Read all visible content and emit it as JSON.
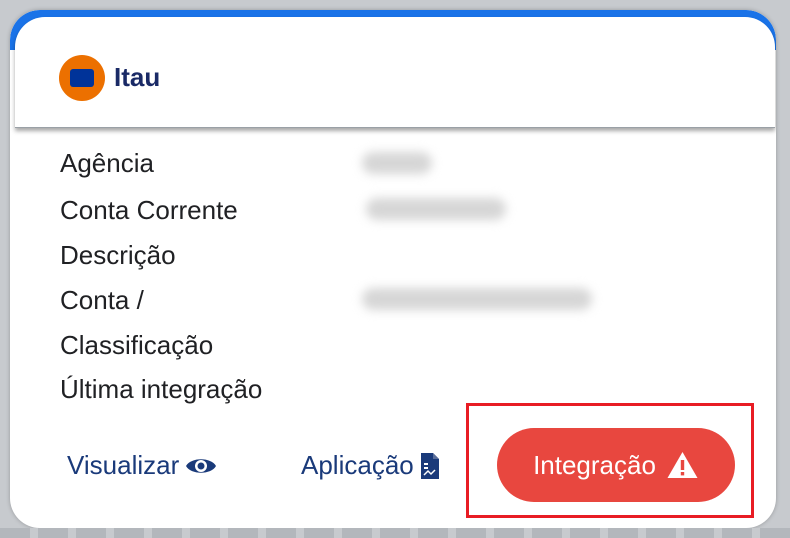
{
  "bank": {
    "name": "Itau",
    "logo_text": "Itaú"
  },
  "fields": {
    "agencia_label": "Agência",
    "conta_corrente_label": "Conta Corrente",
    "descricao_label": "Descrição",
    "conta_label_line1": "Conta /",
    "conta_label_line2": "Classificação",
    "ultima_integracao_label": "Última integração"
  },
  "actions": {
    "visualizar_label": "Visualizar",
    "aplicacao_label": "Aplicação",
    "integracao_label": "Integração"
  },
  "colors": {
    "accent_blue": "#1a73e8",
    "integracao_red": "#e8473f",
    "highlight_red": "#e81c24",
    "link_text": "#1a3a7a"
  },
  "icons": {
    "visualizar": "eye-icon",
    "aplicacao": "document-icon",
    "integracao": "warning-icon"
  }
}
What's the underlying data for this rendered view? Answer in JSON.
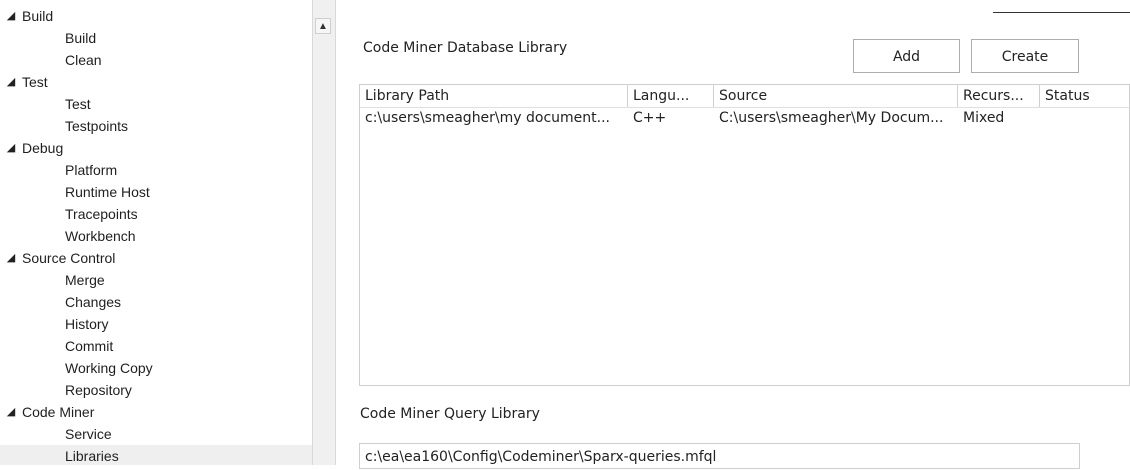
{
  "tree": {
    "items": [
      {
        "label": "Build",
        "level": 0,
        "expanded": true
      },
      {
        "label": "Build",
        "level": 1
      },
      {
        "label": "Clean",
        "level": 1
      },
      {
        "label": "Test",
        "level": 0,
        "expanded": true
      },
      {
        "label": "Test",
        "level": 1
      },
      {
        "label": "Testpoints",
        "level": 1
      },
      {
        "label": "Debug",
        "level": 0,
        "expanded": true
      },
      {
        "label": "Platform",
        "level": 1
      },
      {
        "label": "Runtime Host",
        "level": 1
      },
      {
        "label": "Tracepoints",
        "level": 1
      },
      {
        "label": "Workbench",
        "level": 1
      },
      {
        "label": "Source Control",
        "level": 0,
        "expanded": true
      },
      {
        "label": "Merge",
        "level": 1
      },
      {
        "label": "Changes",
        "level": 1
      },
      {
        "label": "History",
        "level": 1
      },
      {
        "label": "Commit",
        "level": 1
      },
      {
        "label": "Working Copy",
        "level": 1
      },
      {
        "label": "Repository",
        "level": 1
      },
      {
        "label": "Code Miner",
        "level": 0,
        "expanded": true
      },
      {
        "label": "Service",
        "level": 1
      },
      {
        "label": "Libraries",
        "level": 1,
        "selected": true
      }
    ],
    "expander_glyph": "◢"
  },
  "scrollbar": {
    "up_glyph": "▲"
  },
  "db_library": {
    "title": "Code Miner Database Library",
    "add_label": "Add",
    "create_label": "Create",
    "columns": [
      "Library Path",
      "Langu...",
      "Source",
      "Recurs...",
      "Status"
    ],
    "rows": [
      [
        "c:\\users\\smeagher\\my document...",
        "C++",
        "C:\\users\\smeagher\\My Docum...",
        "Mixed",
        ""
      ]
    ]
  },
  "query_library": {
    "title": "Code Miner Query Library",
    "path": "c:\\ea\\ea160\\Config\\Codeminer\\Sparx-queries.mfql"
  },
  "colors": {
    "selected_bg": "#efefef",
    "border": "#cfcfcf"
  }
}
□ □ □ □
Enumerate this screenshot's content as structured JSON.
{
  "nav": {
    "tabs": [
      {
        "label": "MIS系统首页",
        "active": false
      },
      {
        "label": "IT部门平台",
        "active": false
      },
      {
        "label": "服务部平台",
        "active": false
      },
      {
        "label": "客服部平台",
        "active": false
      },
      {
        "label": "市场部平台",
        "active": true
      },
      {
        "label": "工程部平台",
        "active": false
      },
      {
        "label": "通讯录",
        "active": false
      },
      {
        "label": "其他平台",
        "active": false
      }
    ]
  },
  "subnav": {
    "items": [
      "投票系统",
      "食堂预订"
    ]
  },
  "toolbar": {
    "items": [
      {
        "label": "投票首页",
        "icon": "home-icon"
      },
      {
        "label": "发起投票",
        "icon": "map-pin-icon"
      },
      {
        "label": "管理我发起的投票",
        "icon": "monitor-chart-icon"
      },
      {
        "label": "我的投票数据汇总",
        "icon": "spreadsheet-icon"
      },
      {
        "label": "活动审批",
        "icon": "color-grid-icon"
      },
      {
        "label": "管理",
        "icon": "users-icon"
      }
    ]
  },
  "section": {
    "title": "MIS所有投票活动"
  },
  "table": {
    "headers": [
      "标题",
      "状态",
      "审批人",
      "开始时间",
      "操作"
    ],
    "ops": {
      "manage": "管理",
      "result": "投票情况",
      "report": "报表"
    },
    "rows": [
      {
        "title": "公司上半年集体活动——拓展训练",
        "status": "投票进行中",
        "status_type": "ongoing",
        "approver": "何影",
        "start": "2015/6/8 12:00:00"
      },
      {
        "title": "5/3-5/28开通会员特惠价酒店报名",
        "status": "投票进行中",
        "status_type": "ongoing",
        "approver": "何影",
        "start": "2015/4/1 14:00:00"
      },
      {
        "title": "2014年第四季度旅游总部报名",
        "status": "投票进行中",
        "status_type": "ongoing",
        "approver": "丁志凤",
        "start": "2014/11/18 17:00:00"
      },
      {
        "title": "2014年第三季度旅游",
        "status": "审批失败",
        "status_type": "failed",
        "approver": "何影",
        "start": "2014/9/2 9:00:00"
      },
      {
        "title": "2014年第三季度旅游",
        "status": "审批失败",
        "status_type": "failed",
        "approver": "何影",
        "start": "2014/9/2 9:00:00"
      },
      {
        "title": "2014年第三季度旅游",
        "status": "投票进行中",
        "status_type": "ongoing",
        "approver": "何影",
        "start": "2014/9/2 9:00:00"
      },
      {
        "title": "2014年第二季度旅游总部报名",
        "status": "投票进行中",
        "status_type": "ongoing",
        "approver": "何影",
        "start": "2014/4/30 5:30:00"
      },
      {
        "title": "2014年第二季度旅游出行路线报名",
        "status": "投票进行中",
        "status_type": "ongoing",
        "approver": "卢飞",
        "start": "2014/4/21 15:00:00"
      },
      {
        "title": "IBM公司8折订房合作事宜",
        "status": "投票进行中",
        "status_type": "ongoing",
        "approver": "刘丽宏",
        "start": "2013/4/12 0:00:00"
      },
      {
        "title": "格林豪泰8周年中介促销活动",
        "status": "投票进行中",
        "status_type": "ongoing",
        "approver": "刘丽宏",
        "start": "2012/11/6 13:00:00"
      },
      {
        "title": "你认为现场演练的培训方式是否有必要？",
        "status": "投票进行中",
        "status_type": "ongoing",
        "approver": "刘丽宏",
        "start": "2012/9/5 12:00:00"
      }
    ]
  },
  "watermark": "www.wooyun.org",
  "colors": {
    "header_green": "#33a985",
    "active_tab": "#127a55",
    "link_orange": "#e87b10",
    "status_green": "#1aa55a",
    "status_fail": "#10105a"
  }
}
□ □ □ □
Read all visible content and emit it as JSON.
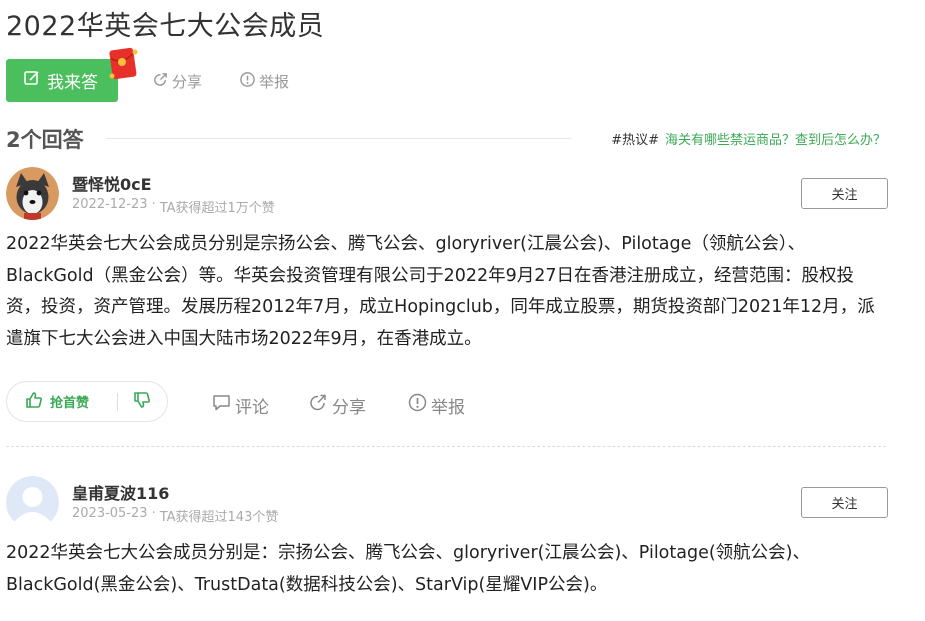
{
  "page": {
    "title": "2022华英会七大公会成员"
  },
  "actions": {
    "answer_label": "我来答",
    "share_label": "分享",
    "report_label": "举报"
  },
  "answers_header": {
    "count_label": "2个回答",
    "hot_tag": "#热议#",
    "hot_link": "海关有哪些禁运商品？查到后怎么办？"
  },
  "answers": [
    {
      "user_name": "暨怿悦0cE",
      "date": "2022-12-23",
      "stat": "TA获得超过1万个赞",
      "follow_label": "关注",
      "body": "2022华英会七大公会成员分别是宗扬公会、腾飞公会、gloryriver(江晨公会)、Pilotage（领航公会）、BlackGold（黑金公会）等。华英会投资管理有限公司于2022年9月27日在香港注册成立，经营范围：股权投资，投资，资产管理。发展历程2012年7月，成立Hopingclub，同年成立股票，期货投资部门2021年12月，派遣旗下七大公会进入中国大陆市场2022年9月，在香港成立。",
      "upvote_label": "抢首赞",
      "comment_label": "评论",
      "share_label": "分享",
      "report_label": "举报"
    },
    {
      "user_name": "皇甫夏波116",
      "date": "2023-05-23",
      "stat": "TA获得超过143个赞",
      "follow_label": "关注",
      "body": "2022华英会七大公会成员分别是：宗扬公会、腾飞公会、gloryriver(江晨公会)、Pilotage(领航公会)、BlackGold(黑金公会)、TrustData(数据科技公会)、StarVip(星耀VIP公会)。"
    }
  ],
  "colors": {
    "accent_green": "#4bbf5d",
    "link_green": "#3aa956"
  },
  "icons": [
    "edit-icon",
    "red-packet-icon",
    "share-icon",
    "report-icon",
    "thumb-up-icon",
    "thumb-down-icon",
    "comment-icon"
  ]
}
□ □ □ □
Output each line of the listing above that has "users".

        "c:\\users\\smeagher\\my document...",
        "C:\\users\\smeagher\\My Docum...",
        "icon": "users-icon"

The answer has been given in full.